Every line holding the string "Sign" is to be copied from the entries below.

BEGIN DATASET

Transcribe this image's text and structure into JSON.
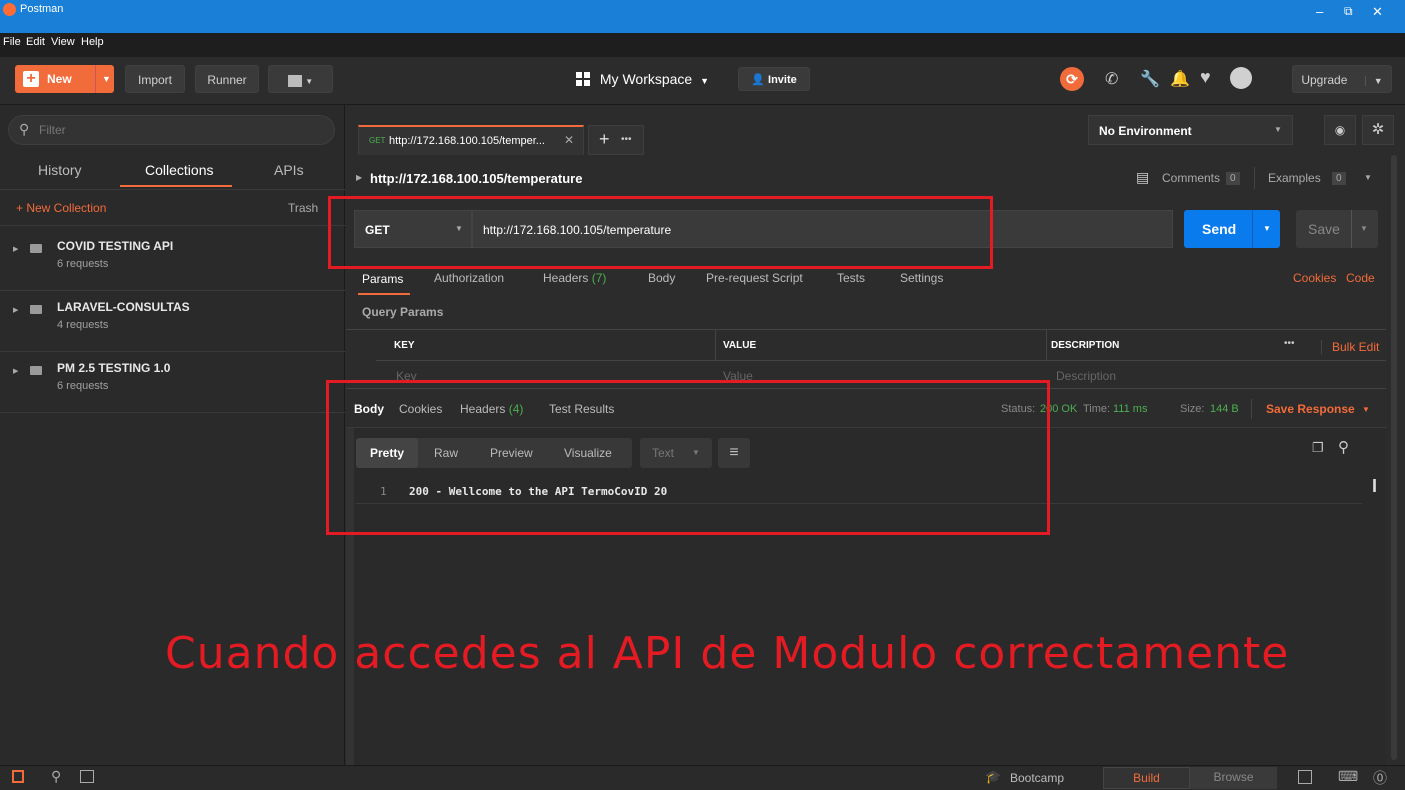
{
  "window": {
    "title": "Postman",
    "minimize": "–",
    "restore": "⧉",
    "close": "✕"
  },
  "menu": [
    "File",
    "Edit",
    "View",
    "Help"
  ],
  "toolbar": {
    "new_label": "New",
    "import_label": "Import",
    "runner_label": "Runner",
    "workspace_label": "My Workspace",
    "invite_label": "Invite",
    "upgrade_label": "Upgrade"
  },
  "sidebar": {
    "filter_placeholder": "Filter",
    "tabs": [
      "History",
      "Collections",
      "APIs"
    ],
    "active_tab": "Collections",
    "new_collection_label": "+ New Collection",
    "trash_label": "Trash",
    "collections": [
      {
        "name": "COVID TESTING API",
        "count": "6 requests"
      },
      {
        "name": "LARAVEL-CONSULTAS",
        "count": "4 requests"
      },
      {
        "name": "PM 2.5 TESTING 1.0",
        "count": "6 requests"
      }
    ]
  },
  "request_tab": {
    "method": "GET",
    "title": "http://172.168.100.105/temper...",
    "close": "✕",
    "add": "+",
    "more": "•••"
  },
  "environment": {
    "label": "No Environment"
  },
  "request": {
    "breadcrumb": "http://172.168.100.105/temperature",
    "comments_label": "Comments",
    "comments_count": "0",
    "examples_label": "Examples",
    "examples_count": "0",
    "method": "GET",
    "url": "http://172.168.100.105/temperature",
    "send_label": "Send",
    "save_label": "Save"
  },
  "request_tabs": {
    "items": [
      "Params",
      "Authorization",
      "Headers",
      "Body",
      "Pre-request Script",
      "Tests",
      "Settings"
    ],
    "headers_count": "(7)",
    "cookies_label": "Cookies",
    "code_label": "Code"
  },
  "params": {
    "section_label": "Query Params",
    "columns": [
      "KEY",
      "VALUE",
      "DESCRIPTION"
    ],
    "more": "•••",
    "bulk_edit": "Bulk Edit",
    "key_placeholder": "Key",
    "value_placeholder": "Value",
    "description_placeholder": "Description"
  },
  "response": {
    "tabs": [
      "Body",
      "Cookies",
      "Headers",
      "Test Results"
    ],
    "headers_count": "(4)",
    "status_label": "Status:",
    "status_value": "200 OK",
    "time_label": "Time:",
    "time_value": "111 ms",
    "size_label": "Size:",
    "size_value": "144 B",
    "save_response": "Save Response",
    "view_tabs": [
      "Pretty",
      "Raw",
      "Preview",
      "Visualize"
    ],
    "format": "Text",
    "line_number": "1",
    "line_text": "200 - Wellcome to the API TermoCovID 20"
  },
  "annotation": "Cuando accedes al API de Modulo correctamente",
  "statusbar": {
    "bootcamp_label": "Bootcamp",
    "build_label": "Build",
    "browse_label": "Browse"
  },
  "colors": {
    "accent": "#f26b3a",
    "send_blue": "#097bed",
    "title_blue": "#1a7fd6",
    "annotation_red": "#e41b23",
    "green": "#4caf50"
  }
}
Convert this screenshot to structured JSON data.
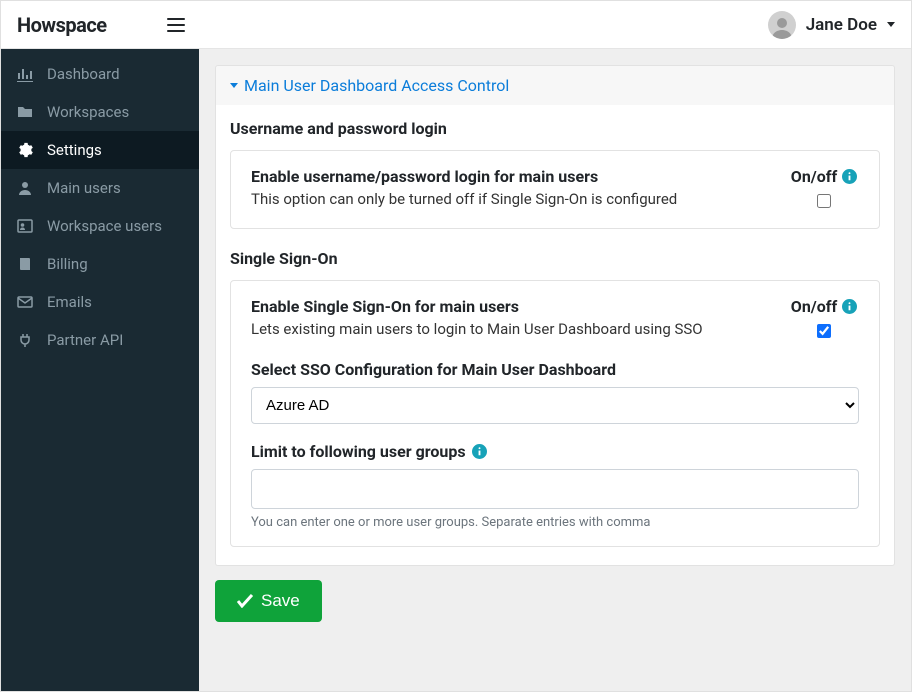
{
  "header": {
    "logo": "Howspace",
    "user_name": "Jane Doe"
  },
  "sidebar": {
    "items": [
      {
        "id": "dashboard",
        "label": "Dashboard",
        "icon": "chart"
      },
      {
        "id": "workspaces",
        "label": "Workspaces",
        "icon": "folder"
      },
      {
        "id": "settings",
        "label": "Settings",
        "icon": "gear"
      },
      {
        "id": "main-users",
        "label": "Main users",
        "icon": "user"
      },
      {
        "id": "workspace-users",
        "label": "Workspace users",
        "icon": "id"
      },
      {
        "id": "billing",
        "label": "Billing",
        "icon": "book"
      },
      {
        "id": "emails",
        "label": "Emails",
        "icon": "mail"
      },
      {
        "id": "partner-api",
        "label": "Partner API",
        "icon": "plug"
      }
    ],
    "active": "settings"
  },
  "accordion": {
    "title": "Main User Dashboard Access Control"
  },
  "section_username": {
    "title": "Username and password login",
    "option_label": "Enable username/password login for main users",
    "option_desc": "This option can only be turned off if Single Sign-On is configured",
    "switch_label": "On/off",
    "checked": false
  },
  "section_sso": {
    "title": "Single Sign-On",
    "option_label": "Enable Single Sign-On for main users",
    "option_desc": "Lets existing main users to login to Main User Dashboard using SSO",
    "switch_label": "On/off",
    "checked": true,
    "config_label": "Select SSO Configuration for Main User Dashboard",
    "config_selected": "Azure AD",
    "groups_label": "Limit to following user groups",
    "groups_value": "",
    "groups_help": "You can enter one or more user groups. Separate entries with comma"
  },
  "save_label": "Save"
}
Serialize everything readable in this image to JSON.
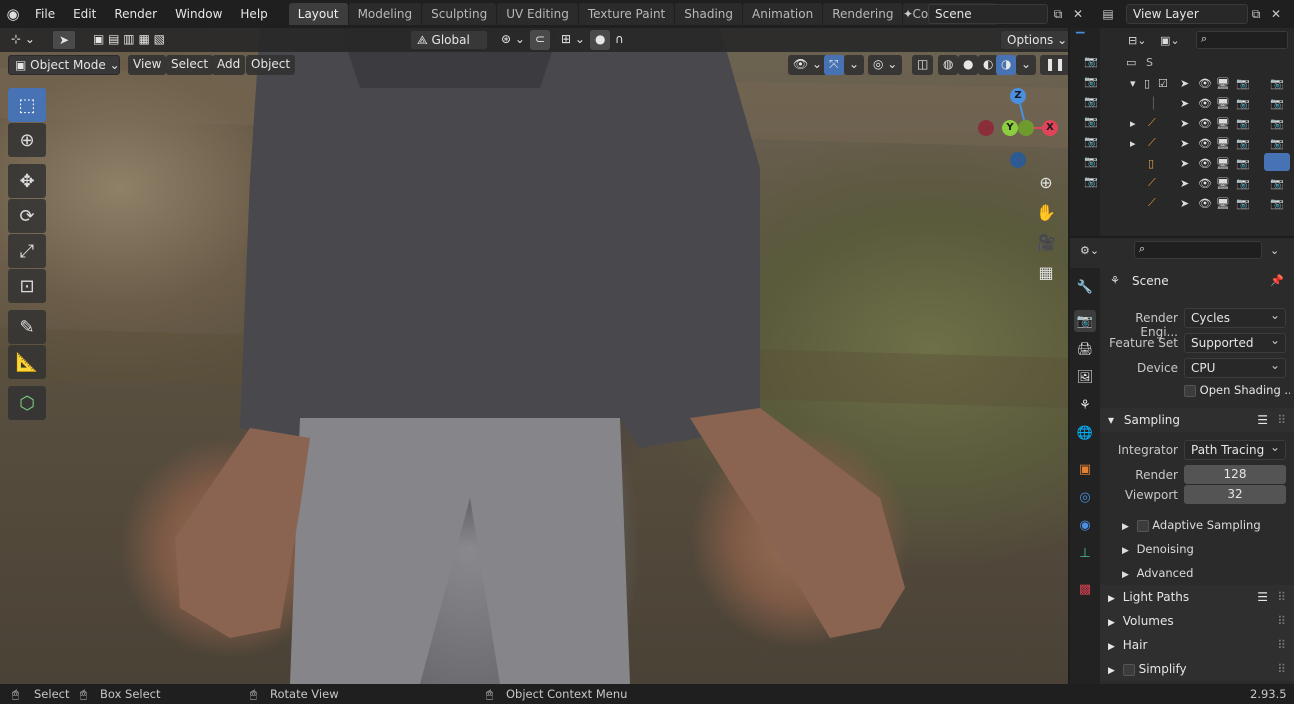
{
  "topbar": {
    "menus": [
      "File",
      "Edit",
      "Render",
      "Window",
      "Help"
    ],
    "workspaces": [
      "Layout",
      "Modeling",
      "Sculpting",
      "UV Editing",
      "Texture Paint",
      "Shading",
      "Animation",
      "Rendering",
      "Compositing"
    ],
    "active_workspace": "Layout",
    "scene_name": "Scene",
    "view_layer_name": "View Layer"
  },
  "viewport": {
    "transform_orientation": "Global",
    "options_label": "Options",
    "mode": "Object Mode",
    "menus": [
      "View",
      "Select",
      "Add",
      "Object"
    ],
    "gizmo_axes": {
      "z": "Z",
      "y": "Y",
      "x": "X"
    }
  },
  "outliner": {
    "search_placeholder": "",
    "scene_collection_label": "S"
  },
  "properties": {
    "context_title": "Scene",
    "render_engine_label": "Render Engi...",
    "render_engine": "Cycles",
    "feature_set_label": "Feature Set",
    "feature_set": "Supported",
    "device_label": "Device",
    "device": "CPU",
    "open_shading_label": "Open Shading ...",
    "sampling_label": "Sampling",
    "integrator_label": "Integrator",
    "integrator": "Path Tracing",
    "render_samples_label": "Render",
    "render_samples": "128",
    "viewport_samples_label": "Viewport",
    "viewport_samples": "32",
    "adaptive_sampling_label": "Adaptive Sampling",
    "denoising_label": "Denoising",
    "advanced_label": "Advanced",
    "light_paths_label": "Light Paths",
    "volumes_label": "Volumes",
    "hair_label": "Hair",
    "simplify_label": "Simplify"
  },
  "statusbar": {
    "select": "Select",
    "box_select": "Box Select",
    "rotate_view": "Rotate View",
    "object_context_menu": "Object Context Menu",
    "version": "2.93.5"
  },
  "colors": {
    "accent": "#4772b3",
    "x_axis": "#e0445a",
    "y_axis": "#8ccc3f",
    "z_axis": "#4a8fe0"
  }
}
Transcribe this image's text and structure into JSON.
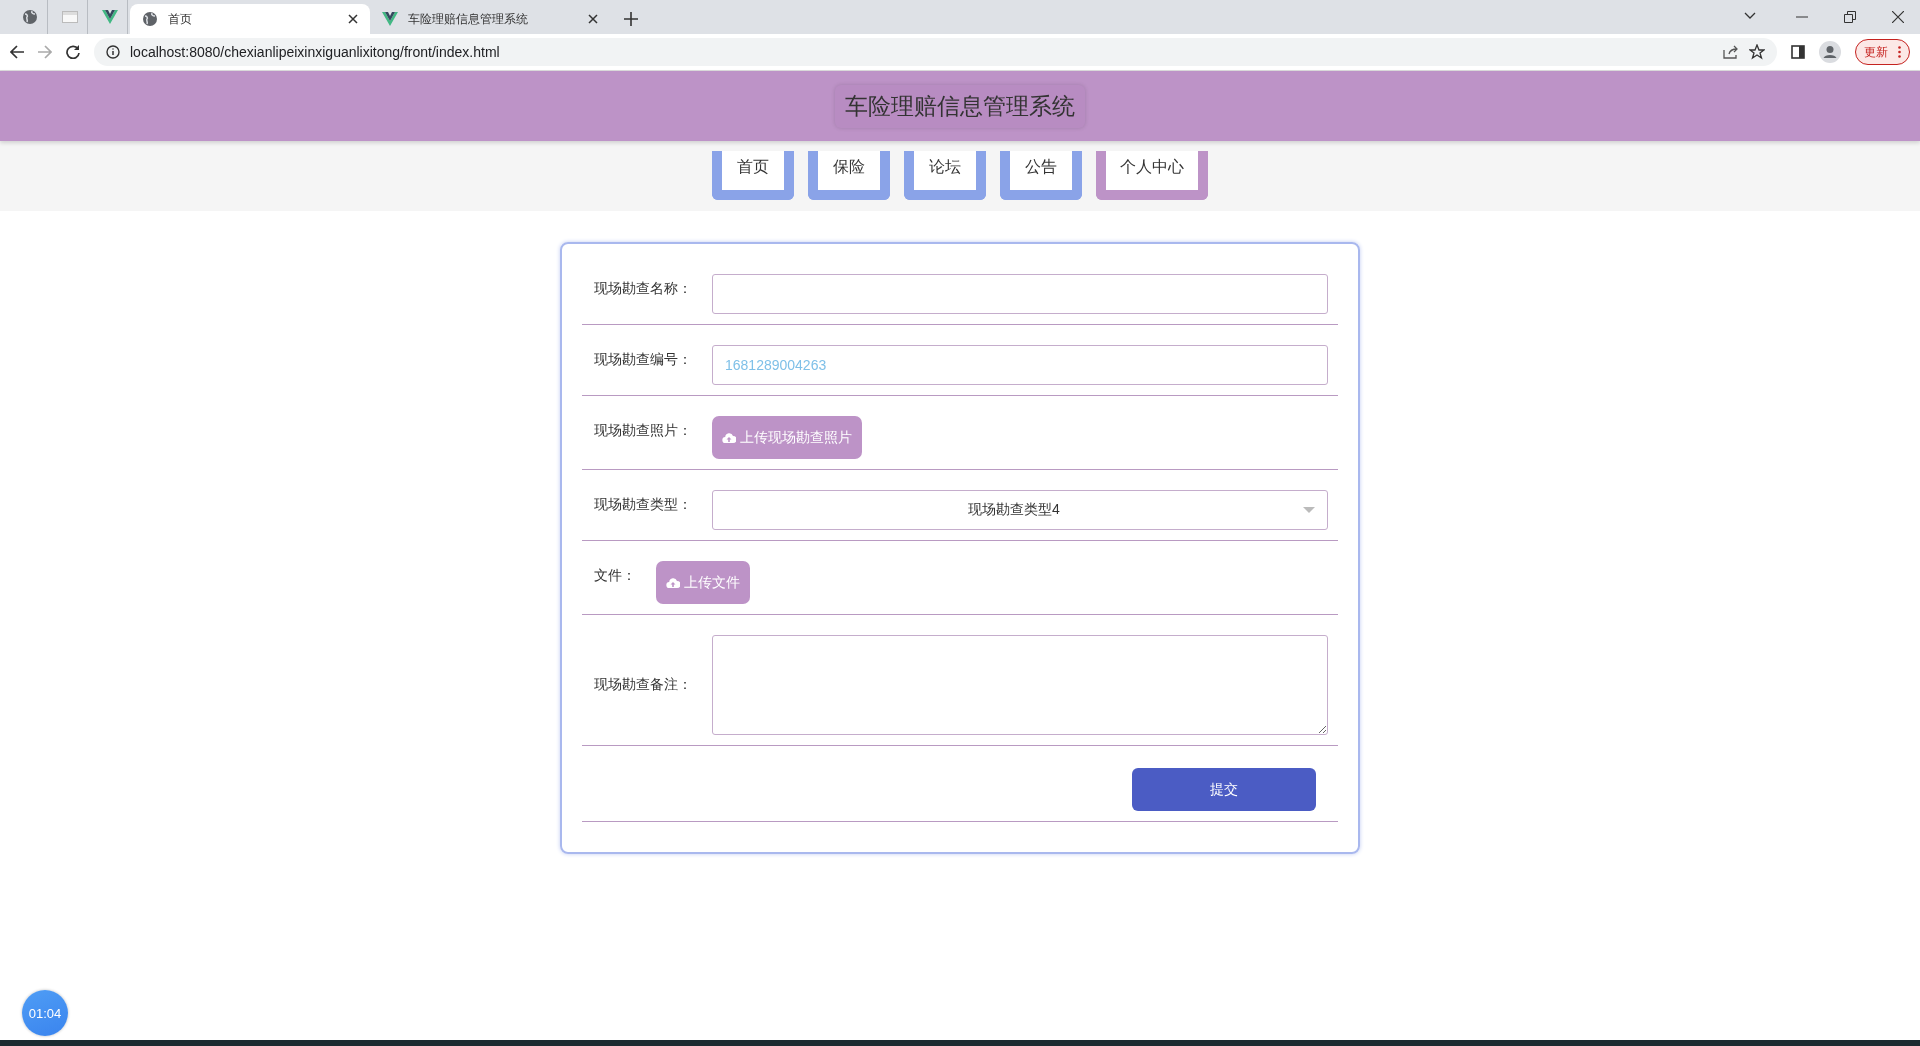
{
  "browser": {
    "tabs": [
      {
        "kind": "pinned",
        "selected": false
      },
      {
        "kind": "pinned",
        "selected": false
      },
      {
        "kind": "pinned",
        "selected": false
      },
      {
        "kind": "page",
        "title": "首页",
        "selected": true
      },
      {
        "kind": "page",
        "title": "车险理赔信息管理系统",
        "selected": false
      }
    ],
    "address": "localhost:8080/chexianlipeixinxiguanlixitong/front/index.html",
    "update_button": "更新"
  },
  "header": {
    "title": "车险理赔信息管理系统"
  },
  "nav": [
    {
      "label": "首页",
      "selected": false
    },
    {
      "label": "保险",
      "selected": false
    },
    {
      "label": "论坛",
      "selected": false
    },
    {
      "label": "公告",
      "selected": false
    },
    {
      "label": "个人中心",
      "selected": true
    }
  ],
  "form": {
    "fields": [
      {
        "kind": "text",
        "label": "现场勘查名称："
      },
      {
        "kind": "text",
        "label": "现场勘查编号：",
        "value": "1681289004263"
      },
      {
        "kind": "upload",
        "label": "现场勘查照片：",
        "button": "上传现场勘查照片"
      },
      {
        "kind": "select",
        "label": "现场勘查类型：",
        "value": "现场勘查类型4"
      },
      {
        "kind": "upload",
        "label": "文件：",
        "button": "上传文件"
      },
      {
        "kind": "textarea",
        "label": "现场勘查备注："
      }
    ],
    "submit": "提交"
  },
  "timer": "01:04"
}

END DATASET

* **SOLUTION TO THIS TASK**:
    "option_desc": "This option can only be turned off if Single Sign-On is configured",
    "title": "Single Sign-On",
    "option_label": "Enable Single Sign-On for main users",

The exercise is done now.